|Varun Gandhi – Votes||4,19,539||4,10,348|
|% of Total Votes||50.09||42.51|
This was not the first time that a BJP party member had made contentious remarks in public. However, the party reproached him far more harshly, with far reaching consequences, for two reasons. Firstly, this treatment was meted for exemplary purposes, to prevent any future callousness by party members – and secondly, to ‘walk the talk’ against nepotism .
Varun Gandhi’s supporters in Sultanpur laud him for personally monitoring projects at the ground level and establishing a personal connect with his constituency – even in the absence of a forthcoming election.
On the other hand, political strategists point out three reasons where the genesis of his issues with BJP could lie.
Firstly, Varun Gandhi comes across as a self-assured young politician. This appeals to his voters – but simultaneously, also intimidates his colleagues. In 2011, when he became the first active politician to declare his support for Anna Hazare’s movement, he came across as a leader who had a ‘mind of his own’ to his supporters. However, it was an act of perfidy and impudent behaviour for the party cadres. The masses appreciate him for being an ‘independent thinker’, while the party censures him for being ‘too independent’. It must be noted that in this tussle, the party has the upper hand.
Secondly, in a party that has historically been driven by karyakartas (workers), who rise up the ranks based on their work, the party sees it unfair to promote a very young lad in the party. For an organisation that leaves no opportunity to accuse other parties of being ‘slaves of dynasty politics’, it is therefore appropriate that it does not want to fall prey to the maa-beta (mother-son) trap. However, this justification cannot be justified anymore, with several family members being awarded political tickets in the states that matter. Unfortunately, Varun Gandhi still bears the brunt of this treatment, and has to work ‘equally hard’ to prove his ‘loyalty’, and ‘doubly hard’ to prove his ‘allegiance’, despite his surname.
Thirdly, Varun Gandhi did not meet the expectations of the BJP cadres. He was expected to take on the Gandhis of Congress in public fora, campaign against them in elections, and strip their dignity using ‘bitter vocabulary’. It was only a matter of time, before one expected the two cousins to spew venom and wash their dirty linen in public. Varun Gandhi has categorically denied campaigning in Amethi and Raebareli. He has also refused to discuss his family in the media, thereby, transgressing all party expectations. Clearly, there is little advantage in BJP promoting the self-determined politician.
If the institutional undercurrents continue to be punitive, and Varun Gandhi sees his party penalising him for being a Nehru-Gandhi descendant, as a punishment for opting out of ‘hate politics’, it only makes sense for him, politically, to head for a ghar wapsi (return to home). After 12 years in the party, and with little going for him still – one would be surprised if Varun Gandhi continues to endure the harsh treatment, and suffer in the annals of the ‘Modi-Shah theatrical’.
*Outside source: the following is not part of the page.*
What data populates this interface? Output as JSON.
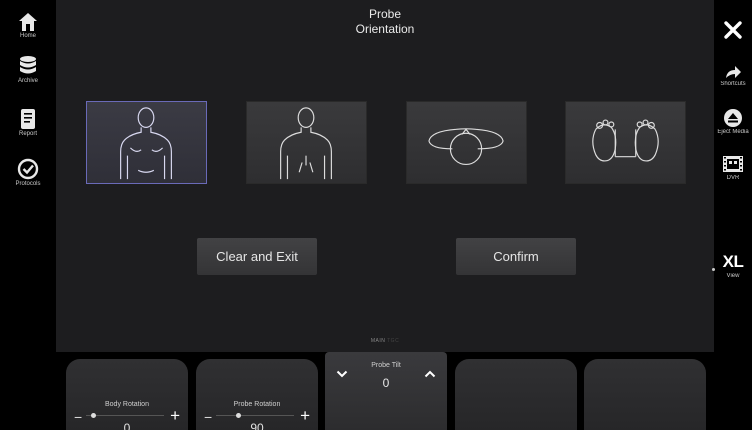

Either way, it is advantage Varun!
The article was also published here.